|WikiProject Architecture||(Rated C-class, Low-importance)|
|This article is or was the subject of a Wiki Education Foundation-supported course assignment. Further details are available on the course page. Assigned student editor(s): AmadeusNYC. Assigned peer reviews: Ranwei.|
Hello ? can someone please put up a photo of an actual functioning brickwork tie plate? all these photos just show ornamental metal stars, not what this article needs. can one of you fine folks in georgetown, DC, Philadelphia, Richmond, baltimore, etc, please go out with a digital camera and get some nice photos for us? thanks. --Steve, Sm8900 (talk) 13:37, 18 September 2008 (UTC)
- What are people's thoughts in removing the photos of decorative "anchor plates" from the article? Specifically http://en.wikipedia.org/wiki/File:Real_Life_Barnstar.jpg, http://en.wikipedia.org/wiki/File:StarAnchor1.jpg and http://en.wikipedia.org/wiki/File:StarAnchor2.jpg Rwalker (talk) 19:30, 11 May 2010 (UTC)
According to this the term "star washer" is used in the US and elsewhere to refer to a small metal fastener (also known as "push nut", "axle washer" and "push retainer", et al) and not to a building anchor plate. These are a product patented by Baker and Finnemore under the name "Starlock" (not the same as Starlock). The redirect to this page from "Star washer" seems inappropriate; a dab at least might make more sense. 184.108.40.206 (talk) 23:48, 1 May 2010 (UTC)
Questions and suggestions
- I think the second and third paragraphs can be reorganized a little bit. Some information like the material might be more important than others like the style, so maybe the material should be in front of the style, etc.
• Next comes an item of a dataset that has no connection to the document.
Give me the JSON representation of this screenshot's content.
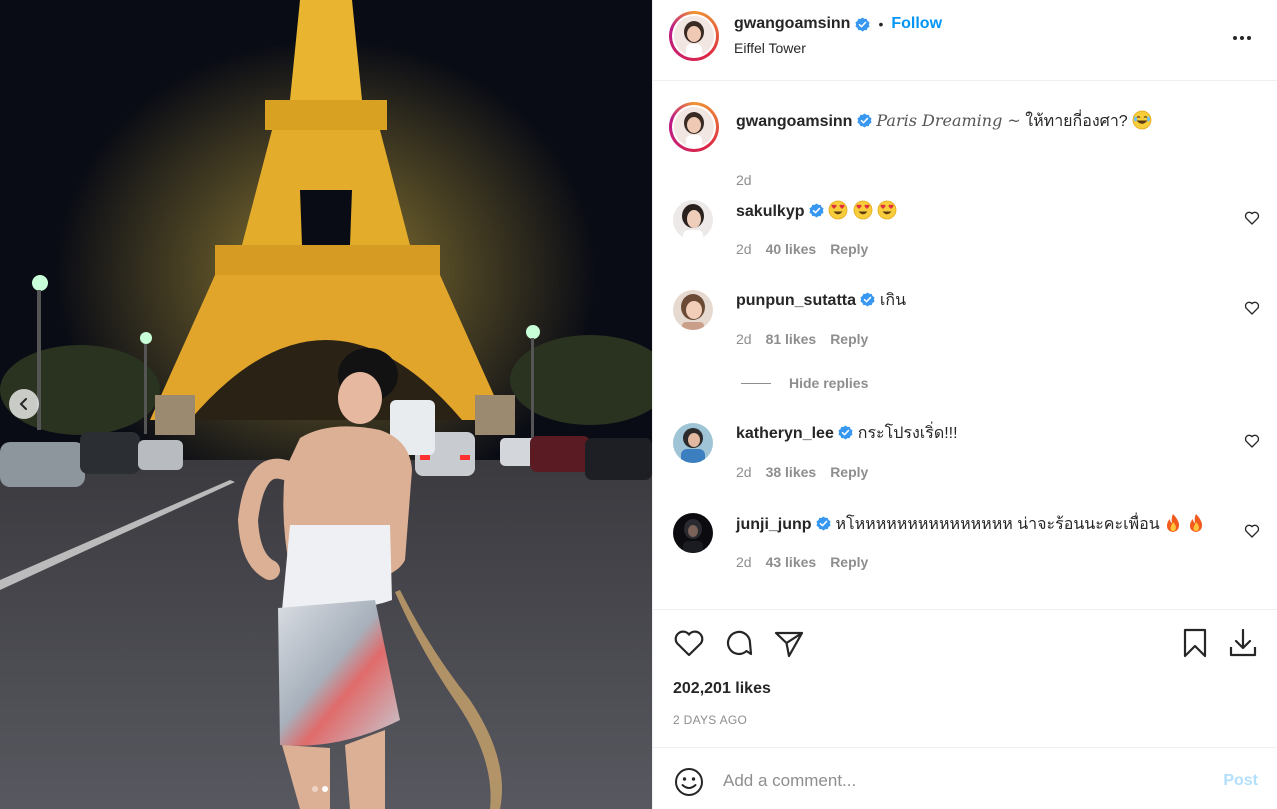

- The definition part, Dictionary of Architecture and Construction, 4th edition says that anchor plate is "a square metal plate used as floor
tile in industrial plants". Can this definition also be added? But it seems this definition refers to another kind of anchor plate.
- History of use and studies: this part should probably focus on anchor plate more instead of tie rod. I get that these two are inseparable, but maybe you can emphasize what kind of role anchor plate plays in the structure by just reorganizing the language.
- I'm curious about the two studies. In the first one, is the anchor plate in the thin veneer used to stabilize the veneer, and the anchor plate with tie rod used to reinforce the structure of the building? So the function is different? In the second one, why would the advantage of having a wider plate decrease when the widths are greater than 100 mm? If it's not that relevant to this article or too complicated to explain, maybe it doesn't need to be added in this page. (talk)